== Task description ==
How many lines below contain the string "User"? Reply with the figure and no further words.

Items from an interface collection:
______
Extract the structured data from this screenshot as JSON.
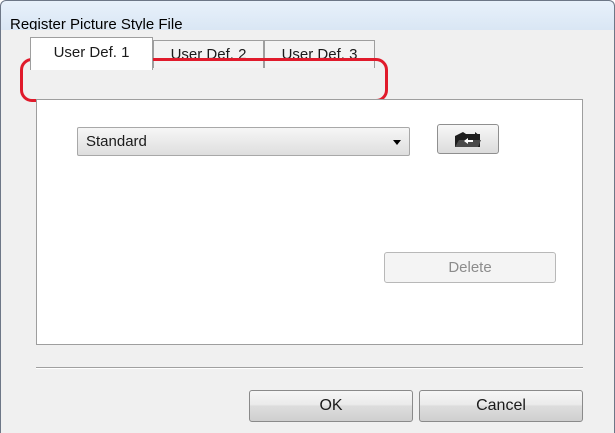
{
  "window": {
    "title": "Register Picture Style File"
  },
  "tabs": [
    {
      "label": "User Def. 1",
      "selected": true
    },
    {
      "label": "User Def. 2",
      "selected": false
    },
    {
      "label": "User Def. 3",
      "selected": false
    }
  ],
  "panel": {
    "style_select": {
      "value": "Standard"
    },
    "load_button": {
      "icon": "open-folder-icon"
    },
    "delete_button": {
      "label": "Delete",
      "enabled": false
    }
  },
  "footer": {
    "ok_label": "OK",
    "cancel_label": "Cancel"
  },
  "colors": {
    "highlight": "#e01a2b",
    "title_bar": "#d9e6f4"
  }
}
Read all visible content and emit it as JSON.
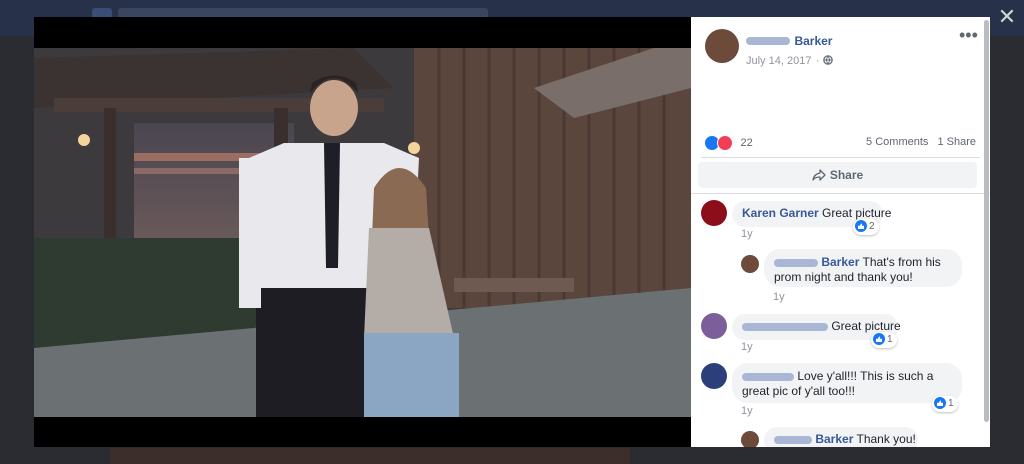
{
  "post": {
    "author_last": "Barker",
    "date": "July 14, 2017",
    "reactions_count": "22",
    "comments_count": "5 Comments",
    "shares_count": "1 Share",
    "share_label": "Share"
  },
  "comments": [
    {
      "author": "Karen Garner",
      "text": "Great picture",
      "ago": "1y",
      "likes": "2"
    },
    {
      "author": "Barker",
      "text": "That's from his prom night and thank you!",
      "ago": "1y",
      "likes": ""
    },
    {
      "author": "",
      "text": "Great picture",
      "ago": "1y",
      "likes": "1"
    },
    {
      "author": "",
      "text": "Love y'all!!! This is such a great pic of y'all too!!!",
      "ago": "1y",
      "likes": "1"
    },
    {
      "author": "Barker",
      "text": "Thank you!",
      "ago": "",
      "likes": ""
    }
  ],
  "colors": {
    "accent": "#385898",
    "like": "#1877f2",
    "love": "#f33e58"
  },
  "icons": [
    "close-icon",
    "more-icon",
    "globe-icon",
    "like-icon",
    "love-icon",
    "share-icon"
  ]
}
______
== Your response ==
3